### RECORD EXCERPTS
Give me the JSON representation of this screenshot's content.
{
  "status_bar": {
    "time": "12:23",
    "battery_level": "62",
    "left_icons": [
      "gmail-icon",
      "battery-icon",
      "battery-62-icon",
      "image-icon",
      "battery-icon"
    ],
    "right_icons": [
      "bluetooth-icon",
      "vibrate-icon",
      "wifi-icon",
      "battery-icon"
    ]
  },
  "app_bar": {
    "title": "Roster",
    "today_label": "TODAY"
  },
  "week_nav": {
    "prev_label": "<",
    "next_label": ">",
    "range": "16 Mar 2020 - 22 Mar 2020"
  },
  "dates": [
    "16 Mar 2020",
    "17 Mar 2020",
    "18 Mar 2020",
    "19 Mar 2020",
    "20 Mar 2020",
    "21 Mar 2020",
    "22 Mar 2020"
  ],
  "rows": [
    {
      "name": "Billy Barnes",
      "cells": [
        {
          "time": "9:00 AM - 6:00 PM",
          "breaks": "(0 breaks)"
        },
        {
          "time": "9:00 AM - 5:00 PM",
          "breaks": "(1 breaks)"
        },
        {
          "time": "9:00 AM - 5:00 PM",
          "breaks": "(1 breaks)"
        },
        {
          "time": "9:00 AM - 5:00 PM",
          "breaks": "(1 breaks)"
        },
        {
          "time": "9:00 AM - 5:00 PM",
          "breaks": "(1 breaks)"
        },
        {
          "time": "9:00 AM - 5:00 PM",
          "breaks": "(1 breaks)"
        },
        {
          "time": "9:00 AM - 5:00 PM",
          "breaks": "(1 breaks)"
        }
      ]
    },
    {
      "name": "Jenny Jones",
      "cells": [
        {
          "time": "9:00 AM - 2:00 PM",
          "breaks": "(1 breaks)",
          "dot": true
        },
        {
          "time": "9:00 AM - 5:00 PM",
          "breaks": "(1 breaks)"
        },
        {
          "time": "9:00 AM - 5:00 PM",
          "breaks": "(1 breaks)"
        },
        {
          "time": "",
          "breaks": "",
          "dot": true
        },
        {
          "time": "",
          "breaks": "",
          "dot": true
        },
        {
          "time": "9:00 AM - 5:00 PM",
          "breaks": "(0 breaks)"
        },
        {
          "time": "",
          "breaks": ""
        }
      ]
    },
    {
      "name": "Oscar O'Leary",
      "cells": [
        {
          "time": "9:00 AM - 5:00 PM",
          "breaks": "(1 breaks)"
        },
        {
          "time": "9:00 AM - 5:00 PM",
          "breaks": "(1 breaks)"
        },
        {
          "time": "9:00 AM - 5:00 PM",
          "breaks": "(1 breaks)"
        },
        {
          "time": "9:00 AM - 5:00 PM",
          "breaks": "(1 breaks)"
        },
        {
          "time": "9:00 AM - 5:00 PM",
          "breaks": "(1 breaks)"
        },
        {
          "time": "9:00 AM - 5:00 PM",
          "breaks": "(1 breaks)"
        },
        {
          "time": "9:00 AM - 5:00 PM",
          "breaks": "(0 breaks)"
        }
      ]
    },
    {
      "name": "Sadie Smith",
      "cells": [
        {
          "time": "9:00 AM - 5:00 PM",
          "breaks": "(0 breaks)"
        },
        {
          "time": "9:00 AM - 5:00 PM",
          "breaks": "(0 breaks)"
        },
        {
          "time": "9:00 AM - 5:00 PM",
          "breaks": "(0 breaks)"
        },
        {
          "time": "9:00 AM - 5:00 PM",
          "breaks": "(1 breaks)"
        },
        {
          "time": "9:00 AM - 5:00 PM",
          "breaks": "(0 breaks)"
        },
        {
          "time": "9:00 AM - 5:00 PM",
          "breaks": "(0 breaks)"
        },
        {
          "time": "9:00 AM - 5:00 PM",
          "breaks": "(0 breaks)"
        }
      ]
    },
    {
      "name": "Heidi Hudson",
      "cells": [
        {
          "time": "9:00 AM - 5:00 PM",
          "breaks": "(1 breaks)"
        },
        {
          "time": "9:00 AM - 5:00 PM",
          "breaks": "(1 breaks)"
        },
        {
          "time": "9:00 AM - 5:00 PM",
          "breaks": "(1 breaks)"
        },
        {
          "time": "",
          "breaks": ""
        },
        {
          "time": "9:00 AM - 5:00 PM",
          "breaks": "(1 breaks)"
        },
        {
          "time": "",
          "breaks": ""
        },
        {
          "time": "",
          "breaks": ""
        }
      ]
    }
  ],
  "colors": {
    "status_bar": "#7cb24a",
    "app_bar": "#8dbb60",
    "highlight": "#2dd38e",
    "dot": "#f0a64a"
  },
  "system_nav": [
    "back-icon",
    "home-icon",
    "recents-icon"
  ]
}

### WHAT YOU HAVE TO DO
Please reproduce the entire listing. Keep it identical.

### EXERCISE RESPONSE
Give me the JSON representation of this screenshot's content.
{
  "status_bar": {
    "time": "12:23",
    "battery_level": "62",
    "left_icons": [
      "gmail-icon",
      "battery-icon",
      "battery-62-icon",
      "image-icon",
      "battery-icon"
    ],
    "right_icons": [
      "bluetooth-icon",
      "vibrate-icon",
      "wifi-icon",
      "battery-icon"
    ]
  },
  "app_bar": {
    "title": "Roster",
    "today_label": "TODAY"
  },
  "week_nav": {
    "prev_label": "<",
    "next_label": ">",
    "range": "16 Mar 2020 - 22 Mar 2020"
  },
  "dates": [
    "16 Mar 2020",
    "17 Mar 2020",
    "18 Mar 2020",
    "19 Mar 2020",
    "20 Mar 2020",
    "21 Mar 2020",
    "22 Mar 2020"
  ],
  "rows": [
    {
      "name": "Billy Barnes",
      "cells": [
        {
          "time": "9:00 AM - 6:00 PM",
          "breaks": "(0 breaks)"
        },
        {
          "time": "9:00 AM - 5:00 PM",
          "breaks": "(1 breaks)"
        },
        {
          "time": "9:00 AM - 5:00 PM",
          "breaks": "(1 breaks)"
        },
        {
          "time": "9:00 AM - 5:00 PM",
          "breaks": "(1 breaks)"
        },
        {
          "time": "9:00 AM - 5:00 PM",
          "breaks": "(1 breaks)"
        },
        {
          "time": "9:00 AM - 5:00 PM",
          "breaks": "(1 breaks)"
        },
        {
          "time": "9:00 AM - 5:00 PM",
          "breaks": "(1 breaks)"
        }
      ]
    },
    {
      "name": "Jenny Jones",
      "cells": [
        {
          "time": "9:00 AM - 2:00 PM",
          "breaks": "(1 breaks)",
          "dot": true
        },
        {
          "time": "9:00 AM - 5:00 PM",
          "breaks": "(1 breaks)"
        },
        {
          "time": "9:00 AM - 5:00 PM",
          "breaks": "(1 breaks)"
        },
        {
          "time": "",
          "breaks": "",
          "dot": true
        },
        {
          "time": "",
          "breaks": "",
          "dot": true
        },
        {
          "time": "9:00 AM - 5:00 PM",
          "breaks": "(0 breaks)"
        },
        {
          "time": "",
          "breaks": ""
        }
      ]
    },
    {
      "name": "Oscar O'Leary",
      "cells": [
        {
          "time": "9:00 AM - 5:00 PM",
          "breaks": "(1 breaks)"
        },
        {
          "time": "9:00 AM - 5:00 PM",
          "breaks": "(1 breaks)"
        },
        {
          "time": "9:00 AM - 5:00 PM",
          "breaks": "(1 breaks)"
        },
        {
          "time": "9:00 AM - 5:00 PM",
          "breaks": "(1 breaks)"
        },
        {
          "time": "9:00 AM - 5:00 PM",
          "breaks": "(1 breaks)"
        },
        {
          "time": "9:00 AM - 5:00 PM",
          "breaks": "(1 breaks)"
        },
        {
          "time": "9:00 AM - 5:00 PM",
          "breaks": "(0 breaks)"
        }
      ]
    },
    {
      "name": "Sadie Smith",
      "cells": [
        {
          "time": "9:00 AM - 5:00 PM",
          "breaks": "(0 breaks)"
        },
        {
          "time": "9:00 AM - 5:00 PM",
          "breaks": "(0 breaks)"
        },
        {
          "time": "9:00 AM - 5:00 PM",
          "breaks": "(0 breaks)"
        },
        {
          "time": "9:00 AM - 5:00 PM",
          "breaks": "(1 breaks)"
        },
        {
          "time": "9:00 AM - 5:00 PM",
          "breaks": "(0 breaks)"
        },
        {
          "time": "9:00 AM - 5:00 PM",
          "breaks": "(0 breaks)"
        },
        {
          "time": "9:00 AM - 5:00 PM",
          "breaks": "(0 breaks)"
        }
      ]
    },
    {
      "name": "Heidi Hudson",
      "cells": [
        {
          "time": "9:00 AM - 5:00 PM",
          "breaks": "(1 breaks)"
        },
        {
          "time": "9:00 AM - 5:00 PM",
          "breaks": "(1 breaks)"
        },
        {
          "time": "9:00 AM - 5:00 PM",
          "breaks": "(1 breaks)"
        },
        {
          "time": "",
          "breaks": ""
        },
        {
          "time": "9:00 AM - 5:00 PM",
          "breaks": "(1 breaks)"
        },
        {
          "time": "",
          "breaks": ""
        },
        {
          "time": "",
          "breaks": ""
        }
      ]
    }
  ],
  "colors": {
    "status_bar": "#7cb24a",
    "app_bar": "#8dbb60",
    "highlight": "#2dd38e",
    "dot": "#f0a64a"
  },
  "system_nav": [
    "back-icon",
    "home-icon",
    "recents-icon"
  ]
}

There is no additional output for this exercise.